DIEPPE, N.B. — It was officially code-named Operation Jubilee and the allied attack on the German-occupied port of Dieppe was a pivotal moment in the Second World War. But 75 years later, a battle is brewing over just what to call the bloody assault that claimed the lives of nearly a thousand Canadian soldiers.
The Royal Canadian Mint issued a collector coin in May commemorating the Battle of Dieppe, prompting outcry from a New Brunswick veterans’ group that says the attack is called the Dieppe Raid.
After months of growing tension over the silver coin, which depicts a soldier rushing ashore with explosions in the distance, a truce has been called.
The mint said Monday it understands the concerns expressed by the veterans’ group and apologized if the coin offended anyone. It also plans to produce a Dieppe Raid collector coin in 2018.
But the current coin, roughly 28 grams of pure silver with a price tag of about $93, will continue to be sold as part of the mint’s Second World War battlefront series, something a military historian calls a mistake.
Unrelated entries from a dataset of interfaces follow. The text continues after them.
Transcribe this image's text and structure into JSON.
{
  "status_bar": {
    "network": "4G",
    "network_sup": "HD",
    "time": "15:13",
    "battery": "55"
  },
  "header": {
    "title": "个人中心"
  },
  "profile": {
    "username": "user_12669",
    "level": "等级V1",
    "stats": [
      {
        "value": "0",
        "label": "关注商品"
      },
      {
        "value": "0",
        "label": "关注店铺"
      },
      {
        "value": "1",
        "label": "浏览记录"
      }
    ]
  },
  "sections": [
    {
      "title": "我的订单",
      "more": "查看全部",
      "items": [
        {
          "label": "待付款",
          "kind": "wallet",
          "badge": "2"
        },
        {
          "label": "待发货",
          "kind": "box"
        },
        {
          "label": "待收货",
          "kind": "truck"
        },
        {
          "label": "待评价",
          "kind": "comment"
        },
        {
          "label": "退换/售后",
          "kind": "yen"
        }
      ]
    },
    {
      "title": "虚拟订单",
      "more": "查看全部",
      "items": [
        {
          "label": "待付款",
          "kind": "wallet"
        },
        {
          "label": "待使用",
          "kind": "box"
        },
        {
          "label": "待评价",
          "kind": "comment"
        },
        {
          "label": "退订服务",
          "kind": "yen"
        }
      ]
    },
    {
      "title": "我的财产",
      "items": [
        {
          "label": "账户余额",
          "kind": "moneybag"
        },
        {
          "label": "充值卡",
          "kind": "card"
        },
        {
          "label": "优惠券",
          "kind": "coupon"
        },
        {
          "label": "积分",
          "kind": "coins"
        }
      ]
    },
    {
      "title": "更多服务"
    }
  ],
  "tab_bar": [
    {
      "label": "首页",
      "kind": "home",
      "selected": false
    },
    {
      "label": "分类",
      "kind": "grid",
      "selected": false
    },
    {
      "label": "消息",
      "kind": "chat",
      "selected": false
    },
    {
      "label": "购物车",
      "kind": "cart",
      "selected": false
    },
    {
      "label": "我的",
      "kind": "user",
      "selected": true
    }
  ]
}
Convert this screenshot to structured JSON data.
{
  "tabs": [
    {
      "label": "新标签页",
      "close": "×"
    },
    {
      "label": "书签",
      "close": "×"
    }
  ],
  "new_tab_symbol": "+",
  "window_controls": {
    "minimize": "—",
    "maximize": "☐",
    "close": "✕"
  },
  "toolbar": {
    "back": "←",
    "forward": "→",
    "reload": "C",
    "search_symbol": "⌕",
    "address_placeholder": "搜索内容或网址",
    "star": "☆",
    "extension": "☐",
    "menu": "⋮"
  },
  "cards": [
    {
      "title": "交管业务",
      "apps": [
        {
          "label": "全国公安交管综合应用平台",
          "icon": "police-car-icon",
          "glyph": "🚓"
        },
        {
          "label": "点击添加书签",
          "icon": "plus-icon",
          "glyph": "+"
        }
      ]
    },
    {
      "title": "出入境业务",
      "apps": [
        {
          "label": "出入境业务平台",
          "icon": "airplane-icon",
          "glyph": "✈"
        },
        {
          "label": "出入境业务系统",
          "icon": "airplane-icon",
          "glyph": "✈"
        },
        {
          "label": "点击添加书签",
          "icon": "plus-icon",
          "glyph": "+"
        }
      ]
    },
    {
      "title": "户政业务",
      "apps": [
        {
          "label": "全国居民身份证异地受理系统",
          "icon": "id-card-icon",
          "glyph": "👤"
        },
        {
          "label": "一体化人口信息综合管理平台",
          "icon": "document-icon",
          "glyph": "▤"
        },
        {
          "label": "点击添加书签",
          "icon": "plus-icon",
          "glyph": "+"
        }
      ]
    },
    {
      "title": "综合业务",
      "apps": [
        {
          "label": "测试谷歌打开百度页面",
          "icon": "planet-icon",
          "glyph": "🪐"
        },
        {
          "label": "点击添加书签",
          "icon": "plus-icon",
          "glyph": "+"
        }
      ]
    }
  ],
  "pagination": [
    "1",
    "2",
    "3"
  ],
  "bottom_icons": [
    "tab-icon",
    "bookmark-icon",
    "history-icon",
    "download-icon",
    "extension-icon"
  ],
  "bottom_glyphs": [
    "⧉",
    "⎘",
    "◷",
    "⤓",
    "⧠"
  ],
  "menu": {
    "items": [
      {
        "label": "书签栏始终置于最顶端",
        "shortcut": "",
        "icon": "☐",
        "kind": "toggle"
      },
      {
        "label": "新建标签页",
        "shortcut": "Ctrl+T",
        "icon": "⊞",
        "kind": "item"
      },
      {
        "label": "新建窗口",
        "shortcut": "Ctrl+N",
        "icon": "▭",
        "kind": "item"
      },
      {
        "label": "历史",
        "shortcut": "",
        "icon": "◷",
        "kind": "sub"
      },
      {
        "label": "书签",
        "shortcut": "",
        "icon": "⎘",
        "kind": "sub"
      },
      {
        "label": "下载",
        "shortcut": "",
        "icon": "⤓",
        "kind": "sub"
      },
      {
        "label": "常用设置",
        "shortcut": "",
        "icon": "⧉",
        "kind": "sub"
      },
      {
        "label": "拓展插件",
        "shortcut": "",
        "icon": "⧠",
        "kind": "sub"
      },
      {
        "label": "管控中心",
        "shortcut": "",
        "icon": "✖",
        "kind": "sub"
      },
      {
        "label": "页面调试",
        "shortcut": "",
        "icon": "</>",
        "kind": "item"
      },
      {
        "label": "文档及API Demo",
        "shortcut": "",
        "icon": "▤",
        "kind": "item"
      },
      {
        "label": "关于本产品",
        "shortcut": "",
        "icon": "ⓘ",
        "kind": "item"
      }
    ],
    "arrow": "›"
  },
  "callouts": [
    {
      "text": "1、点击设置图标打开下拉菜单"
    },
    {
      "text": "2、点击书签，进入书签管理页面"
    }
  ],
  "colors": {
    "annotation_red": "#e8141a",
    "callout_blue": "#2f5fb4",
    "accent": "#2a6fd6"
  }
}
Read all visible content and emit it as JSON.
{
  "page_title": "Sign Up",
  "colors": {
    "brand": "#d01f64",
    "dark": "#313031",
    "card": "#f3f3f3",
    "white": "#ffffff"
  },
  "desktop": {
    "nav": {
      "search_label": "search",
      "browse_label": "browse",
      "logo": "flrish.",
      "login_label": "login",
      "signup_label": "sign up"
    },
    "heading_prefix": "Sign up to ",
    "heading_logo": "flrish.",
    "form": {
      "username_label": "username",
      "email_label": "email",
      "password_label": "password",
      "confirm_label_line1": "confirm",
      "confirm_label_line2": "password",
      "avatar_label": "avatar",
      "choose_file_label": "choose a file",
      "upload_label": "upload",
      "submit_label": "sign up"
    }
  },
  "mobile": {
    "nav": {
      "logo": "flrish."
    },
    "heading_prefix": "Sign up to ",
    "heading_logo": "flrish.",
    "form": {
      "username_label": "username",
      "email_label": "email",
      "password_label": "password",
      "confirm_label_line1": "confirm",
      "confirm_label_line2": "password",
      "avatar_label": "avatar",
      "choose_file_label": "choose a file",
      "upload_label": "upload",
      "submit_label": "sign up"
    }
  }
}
“That’s a bad idea,” Dieppe Military Veterans’ Association historian Ronald Cormier said. ”The coin is wrong. It’s like showing a picture of the Parliament Buildings and calling it the House of Commons. It’s inaccurate.”
Keith Brewer, executive director of the veterans’ group, said if the error is allowed to stand, history will be “changed forever.”
“The 913 Canadians who died on the beaches of Dieppe during the raid would be misrepresented in history,” he said. “That’s our objection.”
Although Brewer said he’s “not comfortable” with the mint’s plans to continue selling the flawed coin, he said he hopes the new Dieppe Raid coin will “offset” the previous coin’s impact.
The crux of the issue has to do with the difference between a raid and a battle, and what took place on Aug. 19, 1942.
“In a battle, you go and take ground and you try to hold it, like Vimy Ridge,” Brewer said. “But in raid, you go in and do your dirty work and you get out.”
A spokesman for the mint said it consulted with the Department of National Defence’s history and heritage directorate to confirm the accuracy of the coin before producing the commemorative item.
“We consulted … military historians on the design of the coin commemorating the 75th anniversary of Dieppe and they confirmed that using ‘The Battle of Dieppe’ … was appropriate,” Alex Reeves said in an email.
Despite the mint’s position that the coin was thoroughly vetted by military historians, the Crown corporation said it will review its design for a new Dieppe Raid coin with the New Brunswick veterans’ group.
But Cormier, who has studied the Second World War and the Dieppe Raid for decades, said he finds it hard to believe that a military historian would have signed off on the coin.
Both the Canadian War Museum and Veterans Affairs Canada refer to the attack on the French port city as the Dieppe Raid.
Dalhousie University history professor Christopher Bell, who specialized in military history, said it should be called the Dieppe Raid.
“I can’t recall ever hearing it referred to as the Battle of Dieppe,” he said.
The mint produced 7,500 coins referring to the Battle of Dieppe, about half of which have been sold so far.